(Data to use)

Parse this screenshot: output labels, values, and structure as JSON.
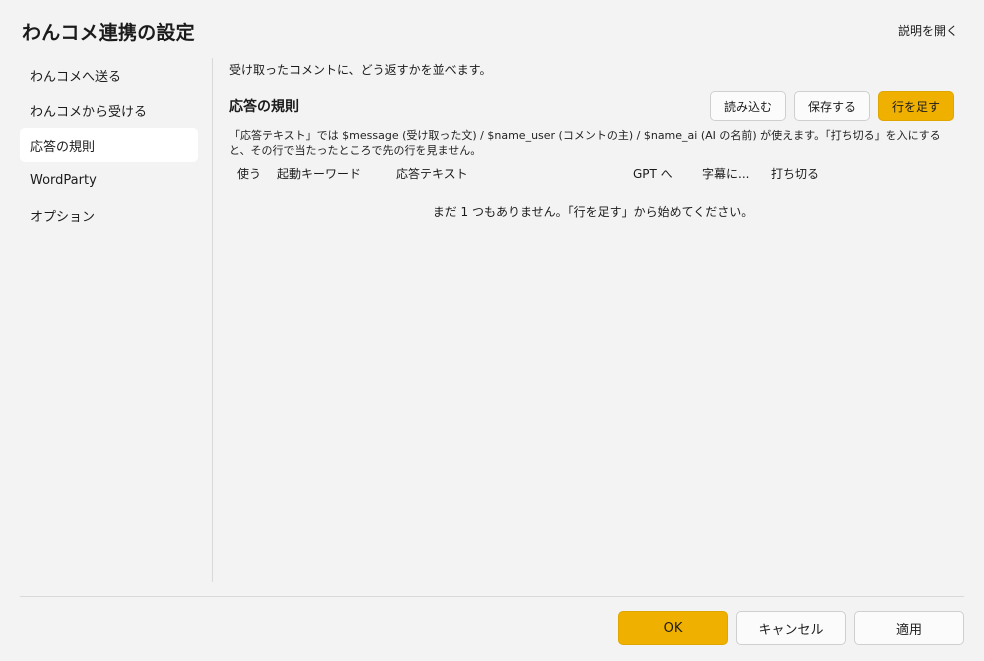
{
  "dialog": {
    "title": "わんコメ連携の設定",
    "help_link": "説明を開く"
  },
  "sidebar": {
    "items": [
      {
        "label": "わんコメへ送る"
      },
      {
        "label": "わんコメから受ける"
      },
      {
        "label": "応答の規則",
        "active": true
      },
      {
        "label": "WordParty"
      },
      {
        "label": "オプション"
      }
    ]
  },
  "main": {
    "intro": "受け取ったコメントに、どう返すかを並べます。",
    "section_title": "応答の規則",
    "toolbar": {
      "load_label": "読み込む",
      "save_label": "保存する",
      "add_row_label": "行を足す"
    },
    "note": "「応答テキスト」では $message (受け取った文) / $name_user (コメントの主) / $name_ai (AI の名前) が使えます。「打ち切る」を入にすると、その行で当たったところで先の行を見ません。",
    "columns": [
      "使う",
      "起動キーワード",
      "応答テキスト",
      "GPT へ",
      "字幕に...",
      "打ち切る"
    ],
    "empty_message": "まだ 1 つもありません。「行を足す」から始めてください。"
  },
  "footer": {
    "ok_label": "OK",
    "cancel_label": "キャンセル",
    "apply_label": "適用"
  },
  "colors": {
    "accent": "#f0b000",
    "background": "#f3f3f3",
    "active_item": "#ffffff"
  }
}
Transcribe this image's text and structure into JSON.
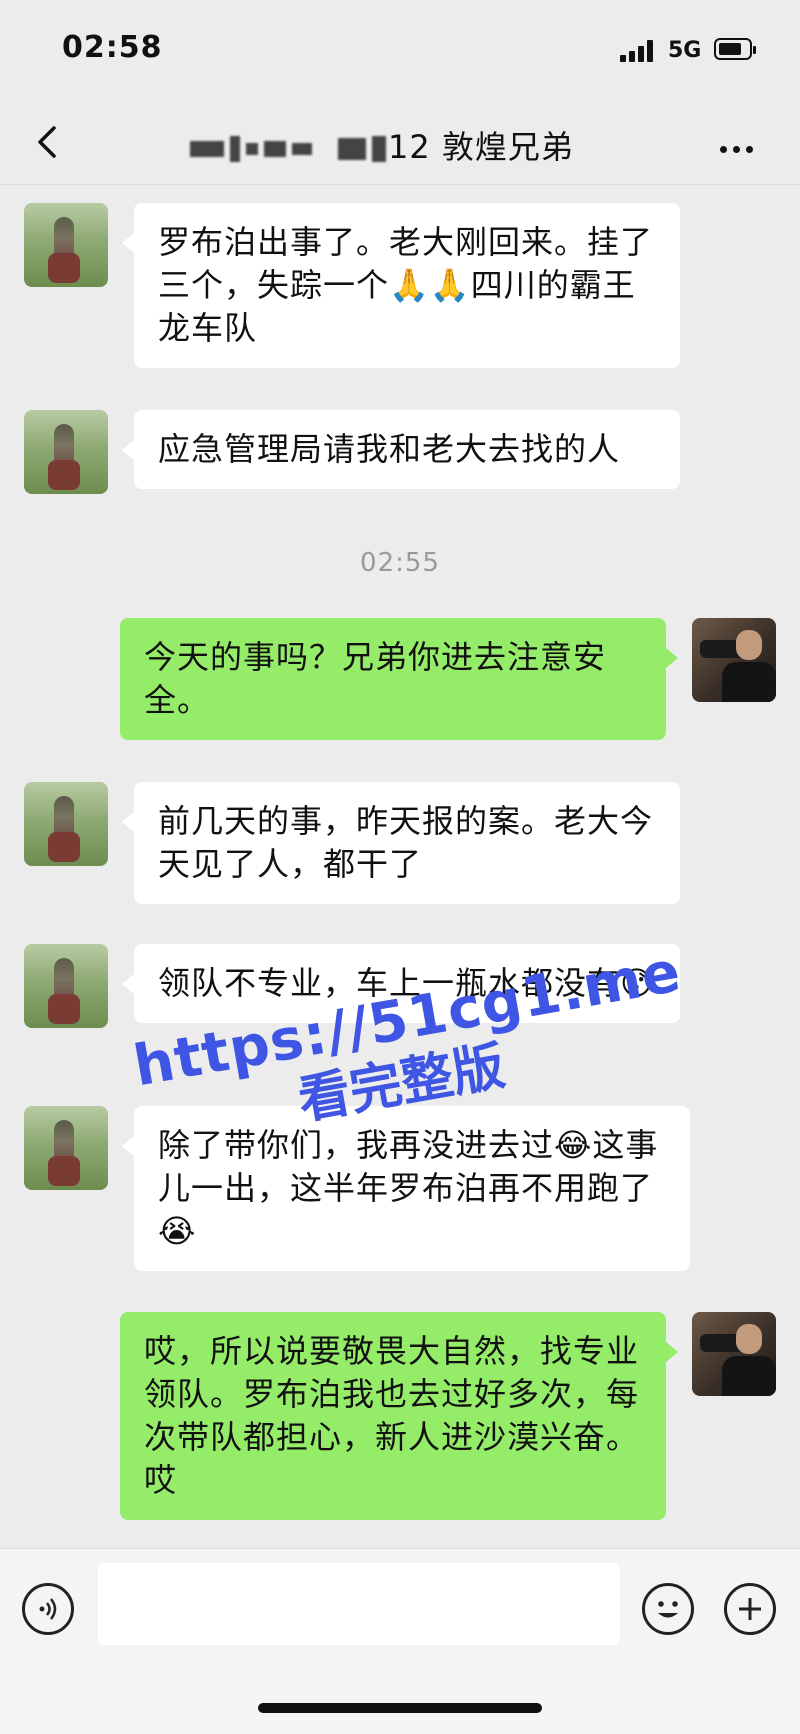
{
  "status_bar": {
    "time": "02:58",
    "network": "5G"
  },
  "nav": {
    "title": "12 敦煌兄弟",
    "back_icon": "chevron-left-icon",
    "more_icon": "more-dots-icon"
  },
  "messages": [
    {
      "side": "left",
      "text": "罗布泊出事了。老大刚回来。挂了三个，失踪一个🙏🙏四川的霸王龙车队"
    },
    {
      "side": "left",
      "text": "应急管理局请我和老大去找的人"
    },
    {
      "side": "right",
      "text": "今天的事吗？兄弟你进去注意安全。"
    },
    {
      "side": "left",
      "text": "前几天的事，昨天报的案。老大今天见了人，都干了"
    },
    {
      "side": "left",
      "text": "领队不专业，车上一瓶水都没有😯"
    },
    {
      "side": "left",
      "text": "除了带你们，我再没进去过😂这事儿一出，这半年罗布泊再不用跑了😭"
    },
    {
      "side": "right",
      "text": "哎，所以说要敬畏大自然，找专业领队。罗布泊我也去过好多次，每次带队都担心，新人进沙漠兴奋。哎"
    }
  ],
  "timestamp": "02:55",
  "watermark": {
    "line1": "https://51cg1.me",
    "line2": "看完整版"
  },
  "input_bar": {
    "voice_icon": "voice-icon",
    "emoji_icon": "emoji-icon",
    "plus_icon": "plus-icon",
    "input_value": ""
  }
}
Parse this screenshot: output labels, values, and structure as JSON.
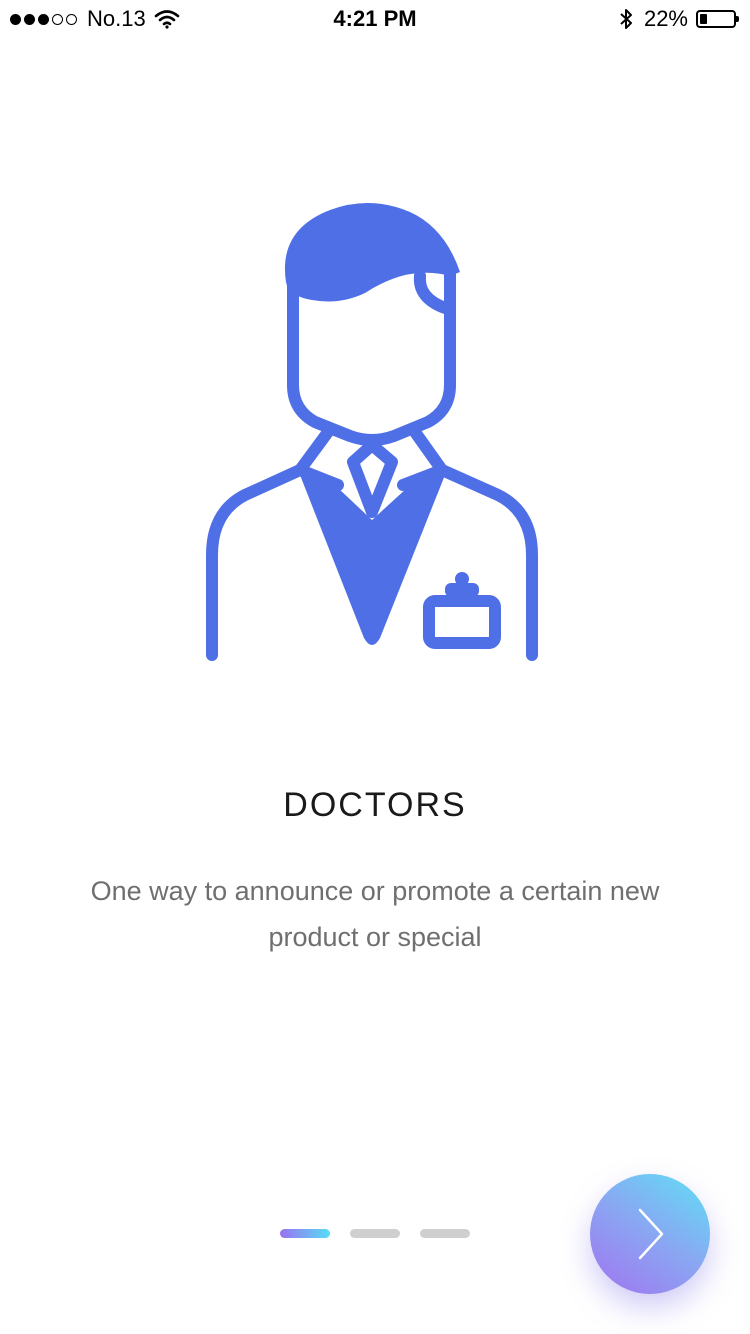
{
  "status_bar": {
    "carrier": "No.13",
    "time": "4:21 PM",
    "battery_percent": "22%",
    "battery_level": 0.22,
    "signal_icon": "signal-dots-icon",
    "wifi_icon": "wifi-icon",
    "bluetooth_icon": "bluetooth-icon"
  },
  "onboarding": {
    "illustration_icon": "doctor-icon",
    "title": "DOCTORS",
    "description": "One way to announce or promote a certain new product or special",
    "pages_total": 3,
    "current_page": 1,
    "next_icon": "chevron-right-icon"
  },
  "colors": {
    "accent": "#4f6fe6",
    "gradient_start": "#a173f0",
    "gradient_end": "#5fe0f6",
    "inactive_dot": "#cfcfcf"
  }
}
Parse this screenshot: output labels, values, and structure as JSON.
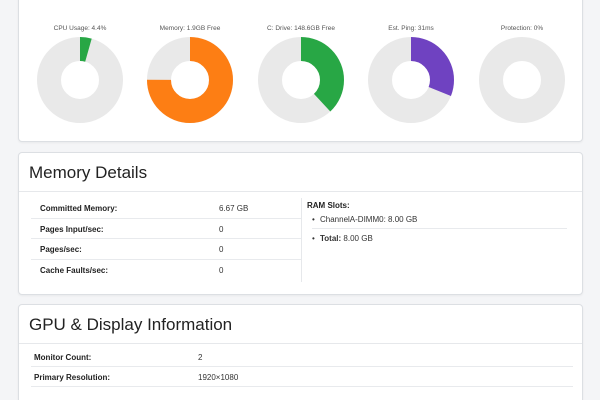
{
  "gauges": [
    {
      "label": "CPU Usage: 4.4%",
      "percent": 4.4,
      "color": "#28a745"
    },
    {
      "label": "Memory: 1.9GB Free",
      "percent": 75,
      "color": "#fd7e14"
    },
    {
      "label": "C: Drive: 148.6GB Free",
      "percent": 38,
      "color": "#28a745"
    },
    {
      "label": "Est. Ping: 31ms",
      "percent": 31,
      "color": "#6f42c1"
    },
    {
      "label": "Protection: 0%",
      "percent": 0,
      "color": "#28a745"
    }
  ],
  "gauge_track_color": "#e9e9e9",
  "memory": {
    "title": "Memory Details",
    "rows": [
      {
        "key": "Committed Memory:",
        "value": "6.67 GB"
      },
      {
        "key": "Pages Input/sec:",
        "value": "0"
      },
      {
        "key": "Pages/sec:",
        "value": "0"
      },
      {
        "key": "Cache Faults/sec:",
        "value": "0"
      }
    ],
    "ram_title": "RAM Slots:",
    "ram_slot": "ChannelA-DIMM0: 8.00 GB",
    "ram_total_label": "Total:",
    "ram_total_value": "8.00 GB"
  },
  "gpu": {
    "title": "GPU & Display Information",
    "rows": [
      {
        "key": "Monitor Count:",
        "value": "2"
      },
      {
        "key": "Primary Resolution:",
        "value": "1920×1080"
      }
    ]
  }
}
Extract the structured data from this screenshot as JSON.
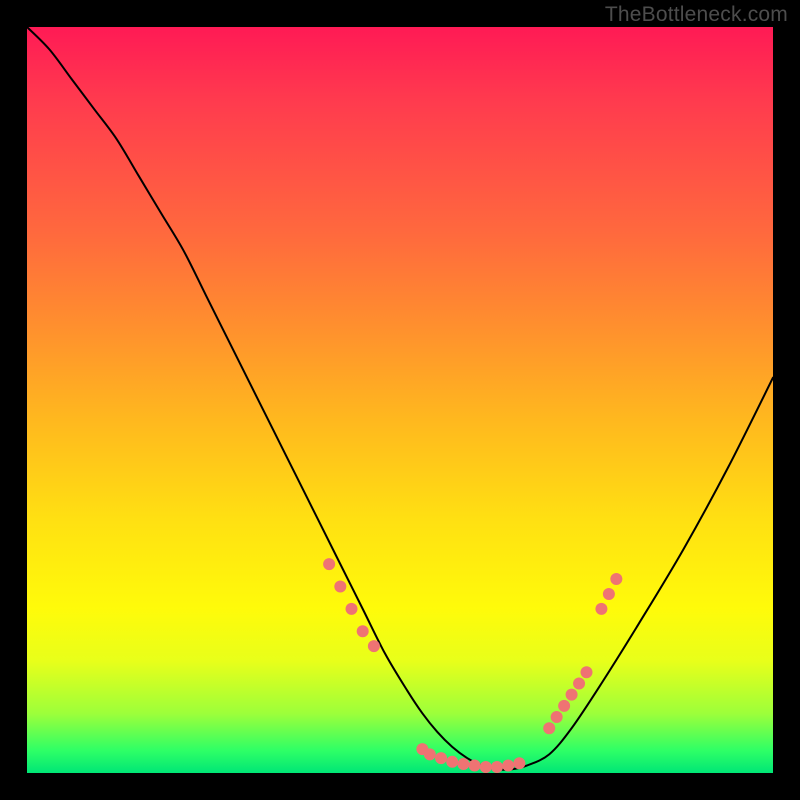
{
  "watermark": "TheBottleneck.com",
  "colors": {
    "page_bg": "#000000",
    "curve": "#000000",
    "marker": "#ef7373",
    "gradient_stops": [
      "#ff1a55",
      "#ff6a3d",
      "#ffb61f",
      "#fffb0a",
      "#9dff3a",
      "#00e676"
    ]
  },
  "chart_data": {
    "type": "line",
    "title": "",
    "xlabel": "",
    "ylabel": "",
    "xlim": [
      0,
      100
    ],
    "ylim": [
      0,
      100
    ],
    "series": [
      {
        "name": "bottleneck-curve",
        "x": [
          0,
          3,
          6,
          9,
          12,
          15,
          18,
          21,
          24,
          27,
          30,
          33,
          36,
          39,
          42,
          45,
          48,
          51,
          53,
          55,
          57,
          59,
          61,
          63,
          65,
          67,
          70,
          73,
          77,
          82,
          88,
          94,
          100
        ],
        "y": [
          100,
          97,
          93,
          89,
          85,
          80,
          75,
          70,
          64,
          58,
          52,
          46,
          40,
          34,
          28,
          22,
          16,
          11,
          8,
          5.5,
          3.5,
          2,
          1,
          0.5,
          0.5,
          1,
          2.5,
          6,
          12,
          20,
          30,
          41,
          53
        ]
      }
    ],
    "markers": {
      "name": "highlight-points",
      "groups": [
        {
          "x": [
            40.5,
            42,
            43.5,
            45,
            46.5
          ],
          "y": [
            28,
            25,
            22,
            19,
            17
          ]
        },
        {
          "x": [
            53,
            54,
            55.5,
            57,
            58.5,
            60,
            61.5,
            63,
            64.5,
            66
          ],
          "y": [
            3.2,
            2.5,
            2.0,
            1.5,
            1.2,
            1.0,
            0.8,
            0.8,
            1.0,
            1.3
          ]
        },
        {
          "x": [
            70,
            71,
            72,
            73,
            74,
            75
          ],
          "y": [
            6,
            7.5,
            9,
            10.5,
            12,
            13.5
          ]
        },
        {
          "x": [
            77,
            78,
            79
          ],
          "y": [
            22,
            24,
            26
          ]
        }
      ]
    }
  }
}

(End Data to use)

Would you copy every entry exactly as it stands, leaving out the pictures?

Parse this screenshot: output labels, values, and structure as JSON.
{
  "dialog": {
    "title": "わんコメ連携の設定",
    "help_link": "説明を開く"
  },
  "sidebar": {
    "items": [
      {
        "label": "わんコメへ送る"
      },
      {
        "label": "わんコメから受ける"
      },
      {
        "label": "応答の規則",
        "active": true
      },
      {
        "label": "WordParty"
      },
      {
        "label": "オプション"
      }
    ]
  },
  "main": {
    "intro": "受け取ったコメントに、どう返すかを並べます。",
    "section_title": "応答の規則",
    "toolbar": {
      "load_label": "読み込む",
      "save_label": "保存する",
      "add_row_label": "行を足す"
    },
    "note": "「応答テキスト」では $message (受け取った文) / $name_user (コメントの主) / $name_ai (AI の名前) が使えます。「打ち切る」を入にすると、その行で当たったところで先の行を見ません。",
    "columns": [
      "使う",
      "起動キーワード",
      "応答テキスト",
      "GPT へ",
      "字幕に...",
      "打ち切る"
    ],
    "empty_message": "まだ 1 つもありません。「行を足す」から始めてください。"
  },
  "footer": {
    "ok_label": "OK",
    "cancel_label": "キャンセル",
    "apply_label": "適用"
  },
  "colors": {
    "accent": "#f0b000",
    "background": "#f3f3f3",
    "active_item": "#ffffff"
  }
}
Transcribe this image's text and structure into JSON.
{
  "status_bar": {
    "time": "02:58",
    "network": "5G"
  },
  "nav": {
    "title": "12 敦煌兄弟",
    "back_icon": "chevron-left-icon",
    "more_icon": "more-dots-icon"
  },
  "messages": [
    {
      "side": "left",
      "text": "罗布泊出事了。老大刚回来。挂了三个，失踪一个🙏🙏四川的霸王龙车队"
    },
    {
      "side": "left",
      "text": "应急管理局请我和老大去找的人"
    },
    {
      "side": "right",
      "text": "今天的事吗？兄弟你进去注意安全。"
    },
    {
      "side": "left",
      "text": "前几天的事，昨天报的案。老大今天见了人，都干了"
    },
    {
      "side": "left",
      "text": "领队不专业，车上一瓶水都没有😯"
    },
    {
      "side": "left",
      "text": "除了带你们，我再没进去过😂这事儿一出，这半年罗布泊再不用跑了😭"
    },
    {
      "side": "right",
      "text": "哎，所以说要敬畏大自然，找专业领队。罗布泊我也去过好多次，每次带队都担心，新人进沙漠兴奋。哎"
    }
  ],
  "timestamp": "02:55",
  "watermark": {
    "line1": "https://51cg1.me",
    "line2": "看完整版"
  },
  "input_bar": {
    "voice_icon": "voice-icon",
    "emoji_icon": "emoji-icon",
    "plus_icon": "plus-icon",
    "input_value": ""
  }
}
Parse this screenshot: output labels, values, and structure as JSON.
{
  "status_bar": {
    "carrier": "No.13",
    "time": "4:21 PM",
    "battery_percent": "22%",
    "battery_level": 0.22,
    "signal_icon": "signal-dots-icon",
    "wifi_icon": "wifi-icon",
    "bluetooth_icon": "bluetooth-icon"
  },
  "onboarding": {
    "illustration_icon": "doctor-icon",
    "title": "DOCTORS",
    "description": "One way to announce or promote a certain new product or special",
    "pages_total": 3,
    "current_page": 1,
    "next_icon": "chevron-right-icon"
  },
  "colors": {
    "accent": "#4f6fe6",
    "gradient_start": "#a173f0",
    "gradient_end": "#5fe0f6",
    "inactive_dot": "#cfcfcf"
  }
}
Parse this screenshot: output labels, values, and structure as JSON.
{
  "gauges": [
    {
      "label": "CPU Usage: 4.4%",
      "percent": 4.4,
      "color": "#28a745"
    },
    {
      "label": "Memory: 1.9GB Free",
      "percent": 75,
      "color": "#fd7e14"
    },
    {
      "label": "C: Drive: 148.6GB Free",
      "percent": 38,
      "color": "#28a745"
    },
    {
      "label": "Est. Ping: 31ms",
      "percent": 31,
      "color": "#6f42c1"
    },
    {
      "label": "Protection: 0%",
      "percent": 0,
      "color": "#28a745"
    }
  ],
  "gauge_track_color": "#e9e9e9",
  "memory": {
    "title": "Memory Details",
    "rows": [
      {
        "key": "Committed Memory:",
        "value": "6.67 GB"
      },
      {
        "key": "Pages Input/sec:",
        "value": "0"
      },
      {
        "key": "Pages/sec:",
        "value": "0"
      },
      {
        "key": "Cache Faults/sec:",
        "value": "0"
      }
    ],
    "ram_title": "RAM Slots:",
    "ram_slot": "ChannelA-DIMM0: 8.00 GB",
    "ram_total_label": "Total:",
    "ram_total_value": "8.00 GB"
  },
  "gpu": {
    "title": "GPU & Display Information",
    "rows": [
      {
        "key": "Monitor Count:",
        "value": "2"
      },
      {
        "key": "Primary Resolution:",
        "value": "1920×1080"
      }
    ]
  }
}
Extract the structured data from this screenshot as JSON.
{
  "watermark": "TheBottleneck.com",
  "colors": {
    "page_bg": "#000000",
    "curve": "#000000",
    "marker": "#ef7373",
    "gradient_stops": [
      "#ff1a55",
      "#ff6a3d",
      "#ffb61f",
      "#fffb0a",
      "#9dff3a",
      "#00e676"
    ]
  },
  "chart_data": {
    "type": "line",
    "title": "",
    "xlabel": "",
    "ylabel": "",
    "xlim": [
      0,
      100
    ],
    "ylim": [
      0,
      100
    ],
    "series": [
      {
        "name": "bottleneck-curve",
        "x": [
          0,
          3,
          6,
          9,
          12,
          15,
          18,
          21,
          24,
          27,
          30,
          33,
          36,
          39,
          42,
          45,
          48,
          51,
          53,
          55,
          57,
          59,
          61,
          63,
          65,
          67,
          70,
          73,
          77,
          82,
          88,
          94,
          100
        ],
        "y": [
          100,
          97,
          93,
          89,
          85,
          80,
          75,
          70,
          64,
          58,
          52,
          46,
          40,
          34,
          28,
          22,
          16,
          11,
          8,
          5.5,
          3.5,
          2,
          1,
          0.5,
          0.5,
          1,
          2.5,
          6,
          12,
          20,
          30,
          41,
          53
        ]
      }
    ],
    "markers": {
      "name": "highlight-points",
      "groups": [
        {
          "x": [
            40.5,
            42,
            43.5,
            45,
            46.5
          ],
          "y": [
            28,
            25,
            22,
            19,
            17
          ]
        },
        {
          "x": [
            53,
            54,
            55.5,
            57,
            58.5,
            60,
            61.5,
            63,
            64.5,
            66
          ],
          "y": [
            3.2,
            2.5,
            2.0,
            1.5,
            1.2,
            1.0,
            0.8,
            0.8,
            1.0,
            1.3
          ]
        },
        {
          "x": [
            70,
            71,
            72,
            73,
            74,
            75
          ],
          "y": [
            6,
            7.5,
            9,
            10.5,
            12,
            13.5
          ]
        },
        {
          "x": [
            77,
            78,
            79
          ],
          "y": [
            22,
            24,
            26
          ]
        }
      ]
    }
  }
}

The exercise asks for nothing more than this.